Extending the framework

Extending the framework, i.e. adding new types should be done by extending the core model or any exiting sub-types, overriding existing method when necessary (when doing that, it is strongly recommended to invoke the parent method).

Adding new worker types

New worker types should either extend Worker or MobileWorker. In most cases, the only method to override will be work(). Associating the correct provider to instances of the new worker type should rely on dependency injection (leveraging the configuration file). It is recommended but not mandatory to put define new worker types in the worker folder or any of its sub-folders.

Adding new provider types

New provider types should extend Provider or any of the existing sub-types. It is recommended but not mandatory to define new provider types in the provider folder or any of its sub-folders.

Adding service types

It is recommended to define service types in the /demandables/service folder where every service type has a folder of its own (e.g. /demandables/service /directionservice). The current design of the framework expects new service types to expose their interface (contract) in an abstract class that will be extended by concrete child classes. For example, the interface (contract) of the directionservice service type is defined in basedirectionservice and a default implementation if given by the googlemaps script.

Examples of extensions

The /demandables/worker and demandables/provider folders respectively contain rudimentary examples of framework extensions: dummyworker and its corresponding dummyprovider, dummymobileworker and dummymobileprovider. In addition. the /demandables/test/tests script contains examples on how to use the latter classes. These should hopefully give you a first understanding on how to add new sub-types.

Sample application

A sample application that is built on top of the framework is available in /simulation. When ran, the application shows cars seeking available parking spots. The cars will compete for the parking spots, which eventually leads to reassigning the vehicles that could not manage to park to another spot, until all cars are parked (if possible - might enter an infinite loop if there aren't enough free parking spots). Cars will also be dynamically oriented to different parking spots whenever a spot is considered to be closer to the car than the spot towards which the car is heading.

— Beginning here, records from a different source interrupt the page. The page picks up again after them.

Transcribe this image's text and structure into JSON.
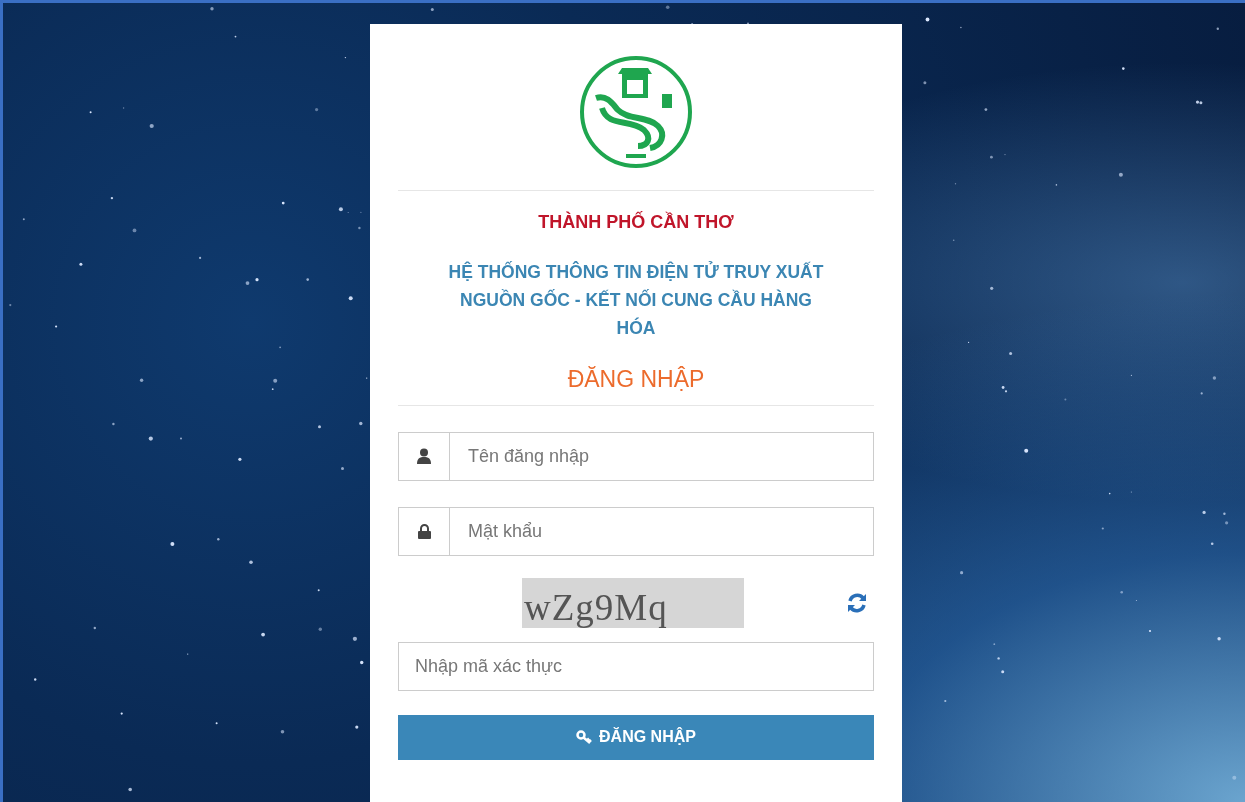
{
  "header": {
    "city": "THÀNH PHỐ CẦN THƠ",
    "system_title": "HỆ THỐNG THÔNG TIN ĐIỆN TỬ TRUY XUẤT NGUỒN GỐC - KẾT NỐI CUNG CẦU HÀNG HÓA",
    "login_heading": "ĐĂNG NHẬP"
  },
  "form": {
    "username": {
      "placeholder": "Tên đăng nhập"
    },
    "password": {
      "placeholder": "Mật khẩu"
    },
    "captcha": {
      "code": "wZg9Mq"
    },
    "captcha_input": {
      "placeholder": "Nhập mã xác thực"
    },
    "submit": {
      "label": "ĐĂNG NHẬP"
    }
  }
}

Determining the most appropriate spot and the route towards it is done by the parkingspotprovider script, which is part of framework, and the latter takes care of allocating the next task (spot) to the cars.

How to launch the application

What's in map.html

The map displays parking spots and cars. The cars will move in real-time at a speed that is calculated according to the duration estimated by the direction service of the framework (goooglemaps) to reach the allocated parking spot.

  • Empty parking spots are in green
  • Used (unavailable) parking spots are in red
  • Vehicles seeking a parking spot are in yellow (it takes 2-3 seconds to display the vehicles after displaying the parking spots)
  • Parking spot allocated to a car are in blue (a same parking spot might allocated to more than one car).
  • Once a vehicle reaches a spot the spots turns to red (unavailable)

You can hover over parking spots and vehicles to see information about them. CTRL + Shift + I (F12) will allow you to display the console where you can see logs about what is happening:

27phw668qhcfgp7k1h4f,moving to p2
7cefl3qk59ob7cs9rsoy,moving to p9
3xnxt36ecijys60kv158,moving to p5
27phw668qhcfgp7k1h4f,moving to p2
izr1v34y0sunmty4uw2y,moving to p9
27phw668qhcfgp7k1h4f changing target from p2(40.679271,-74.004119) to p9(40.682548,-74.005383)
27phw668qhcfgp7k1h4f,moving to p9
27phw668qhcfgp7k1h4f reached its target

Changing the number of cars

Modify the value of the MAX_CARS variable in /simulation/demandables/parkingsearch/view/script/simulator.js


  • You might need to zoom in as spots are very close to each others (and sometimes cars as well)
  • The demandables framework uses craw flight distance to determine nearest spot (not best option but good for demo as forces dynamics reallocation of spots) Demandables framework uses google map wrapper (service implementation provided with the framework)